Norway comprises the western part
of Scandinavia in Northern Europe. The rugged coastline, broken by massive
fjords and thousands of islands, stretches over 25,000 km. Norway shares a
2,542 km land border with Sweden, Finland, and Russia to the east. To the
west and south, Norway is bordered by the Norwegian Sea, the North Sea, and
Skagerak. The Barents Sea washes on Norway's northern coasts.
At 385,155 km˛ (including Jan Mayen, Svalbard), Norway is approximately the
size of Germany, but much of the country is dominated by mountainous or high
terrain, with a great variety of natural features caused by prehistoric
glaciers and varied topography. The most noticeable of these are the fjords,

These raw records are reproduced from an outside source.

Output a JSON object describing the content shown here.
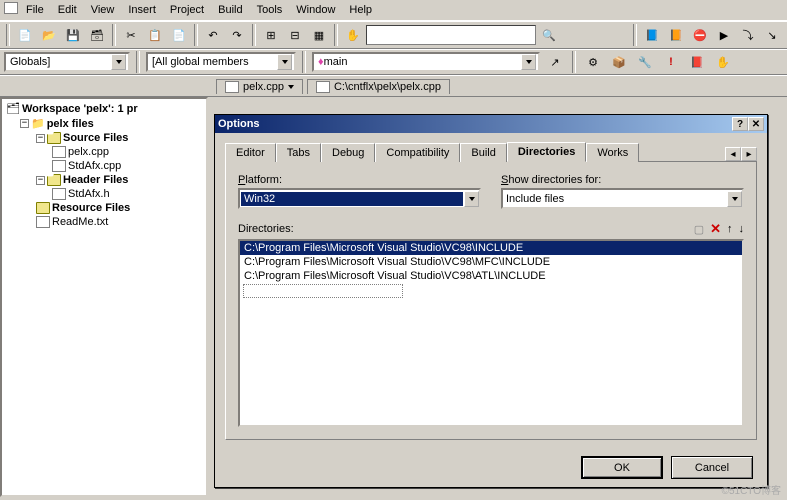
{
  "menu": {
    "items": [
      "File",
      "Edit",
      "View",
      "Insert",
      "Project",
      "Build",
      "Tools",
      "Window",
      "Help"
    ]
  },
  "combos": {
    "globals": "Globals]",
    "members": "[All global members",
    "symbol": "main"
  },
  "openFiles": {
    "tab1": "pelx.cpp",
    "tab2": "C:\\cntflx\\pelx\\pelx.cpp"
  },
  "workspace": {
    "title": "Workspace 'pelx': 1 pr",
    "project": "pelx files",
    "sourceFolder": "Source Files",
    "sources": [
      "pelx.cpp",
      "StdAfx.cpp"
    ],
    "headerFolder": "Header Files",
    "headers": [
      "StdAfx.h"
    ],
    "resourceFolder": "Resource Files",
    "readme": "ReadMe.txt"
  },
  "dialog": {
    "title": "Options",
    "tabs": [
      "Editor",
      "Tabs",
      "Debug",
      "Compatibility",
      "Build",
      "Directories",
      "Works"
    ],
    "activeTab": "Directories",
    "platformLabel": "Platform:",
    "platform": "Win32",
    "showDirLabel": "Show directories for:",
    "showDir": "Include files",
    "dirLabel": "Directories:",
    "dirs": [
      "C:\\Program Files\\Microsoft Visual Studio\\VC98\\INCLUDE",
      "C:\\Program Files\\Microsoft Visual Studio\\VC98\\MFC\\INCLUDE",
      "C:\\Program Files\\Microsoft Visual Studio\\VC98\\ATL\\INCLUDE"
    ],
    "ok": "OK",
    "cancel": "Cancel"
  },
  "watermark": "©51CTO博客"
}
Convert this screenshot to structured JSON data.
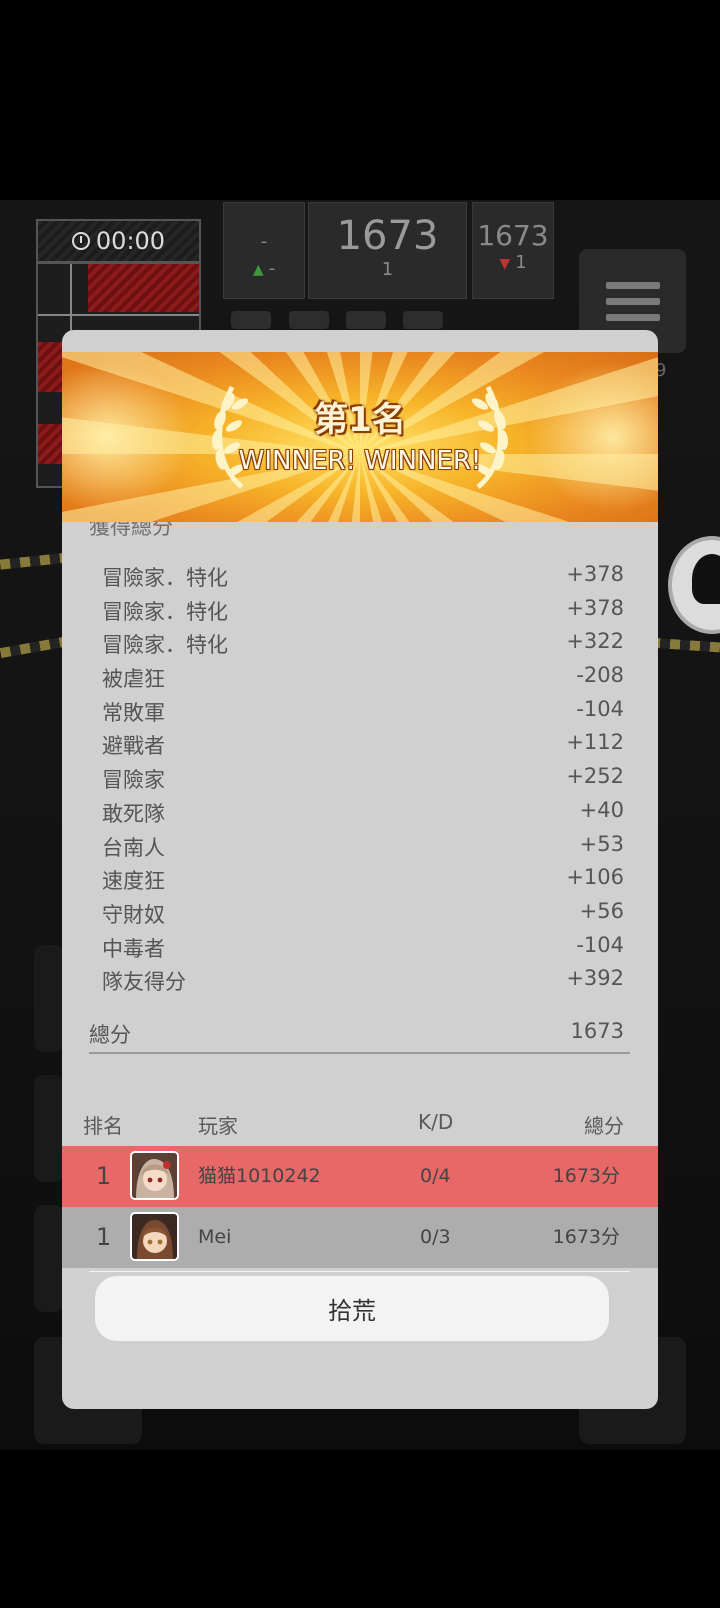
{
  "hud": {
    "timer": "00:00",
    "left_panel": {
      "value": "-",
      "delta": "-"
    },
    "center_panel": {
      "score": "1673",
      "rank": "1"
    },
    "right_panel": {
      "score": "1673",
      "delta": "1"
    },
    "side_number": "9"
  },
  "banner": {
    "title": "第1名",
    "subtitle": "WINNER! WINNER!"
  },
  "breakdown": {
    "section_title": "獲得總分",
    "items": [
      {
        "label": "冒險家．特化",
        "value": "+378"
      },
      {
        "label": "冒險家．特化",
        "value": "+378"
      },
      {
        "label": "冒險家．特化",
        "value": "+322"
      },
      {
        "label": "被虐狂",
        "value": "-208"
      },
      {
        "label": "常敗軍",
        "value": "-104"
      },
      {
        "label": "避戰者",
        "value": "+112"
      },
      {
        "label": "冒險家",
        "value": "+252"
      },
      {
        "label": "敢死隊",
        "value": "+40"
      },
      {
        "label": "台南人",
        "value": "+53"
      },
      {
        "label": "速度狂",
        "value": "+106"
      },
      {
        "label": "守財奴",
        "value": "+56"
      },
      {
        "label": "中毒者",
        "value": "-104"
      },
      {
        "label": "隊友得分",
        "value": "+392"
      }
    ],
    "total_label": "總分",
    "total_value": "1673"
  },
  "ranking": {
    "headers": {
      "rank": "排名",
      "player": "玩家",
      "kd": "K/D",
      "score": "總分"
    },
    "rows": [
      {
        "rank": "1",
        "name": "猫猫1010242",
        "kd": "0/4",
        "score": "1673分",
        "highlight": true
      },
      {
        "rank": "1",
        "name": "Mei",
        "kd": "0/3",
        "score": "1673分",
        "highlight": false
      }
    ]
  },
  "button": {
    "label": "拾荒"
  },
  "colors": {
    "highlight_row": "#e86868",
    "second_row": "#adadad",
    "modal_bg": "#d0d0d0",
    "banner_orange": "#f7b52a"
  }
}
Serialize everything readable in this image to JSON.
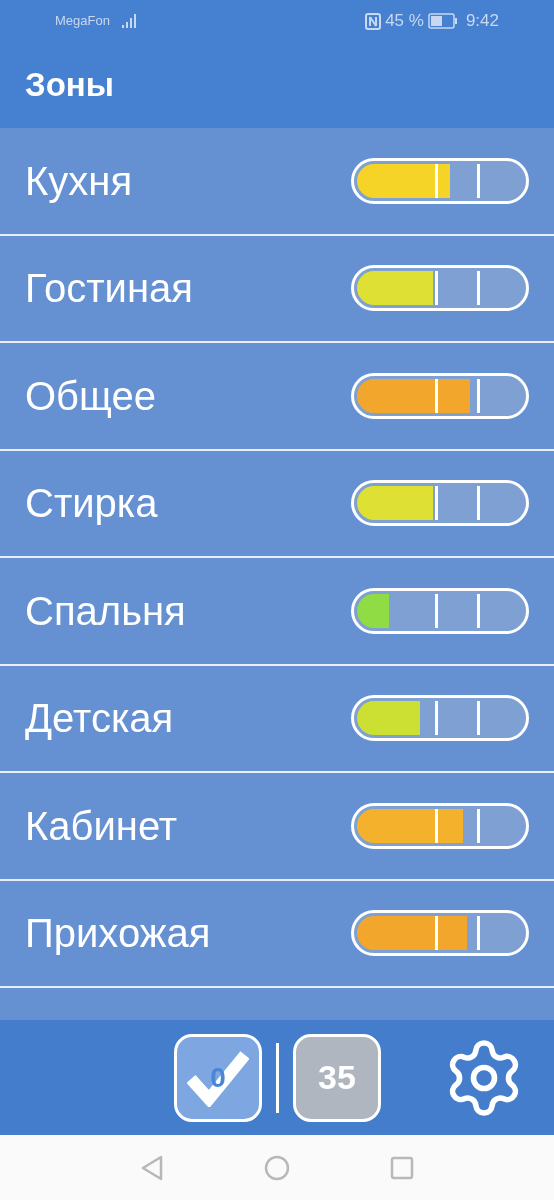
{
  "status_bar": {
    "carrier": "MegaFon",
    "battery": "45 %",
    "time": "9:42"
  },
  "header": {
    "title": "Зоны"
  },
  "zones": [
    {
      "name": "Кухня",
      "level": 0.56,
      "color": "#f5d327"
    },
    {
      "name": "Гостиная",
      "level": 0.46,
      "color": "#dee033"
    },
    {
      "name": "Общее",
      "level": 0.68,
      "color": "#f2a72c"
    },
    {
      "name": "Стирка",
      "level": 0.46,
      "color": "#dee033"
    },
    {
      "name": "Спальня",
      "level": 0.19,
      "color": "#8fdc45"
    },
    {
      "name": "Детская",
      "level": 0.38,
      "color": "#cce033"
    },
    {
      "name": "Кабинет",
      "level": 0.64,
      "color": "#f4b22c"
    },
    {
      "name": "Прихожая",
      "level": 0.66,
      "color": "#f2a72c"
    }
  ],
  "toolbar": {
    "done_count": "0",
    "pending_count": "35"
  }
}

deep grooves cut into the land flooded by the sea following the end of the
Ice Age; the longest is Sognefjorden. Norway also contains many glaciers and
The land is mostly made of hard granite and gneiss rock, but slate,
sandstone and limestone are also common, and the lowest elevations have
marine deposits. Due to the Gulf Stream and prevailing westerlies, Norway
experiences warmer temperatures and more precipitation than expected at such
northern latitudes, especially along the coast. The mainland experiences
four distinct seasons, with colder winters and less precipitation inland.
The northernmost part has a mostly maritime Subarctic climate, while
Svalbard has an Arctic tundra climate.
There are large seasonal variations in daylight. In areas north of the
Arctic Circle, the summer sun may never completely descend beneath the
horizon, hence Norway's description as the "Land of the Midnight Sun."
During summer, inhabitants south of the Arctic Circle still experience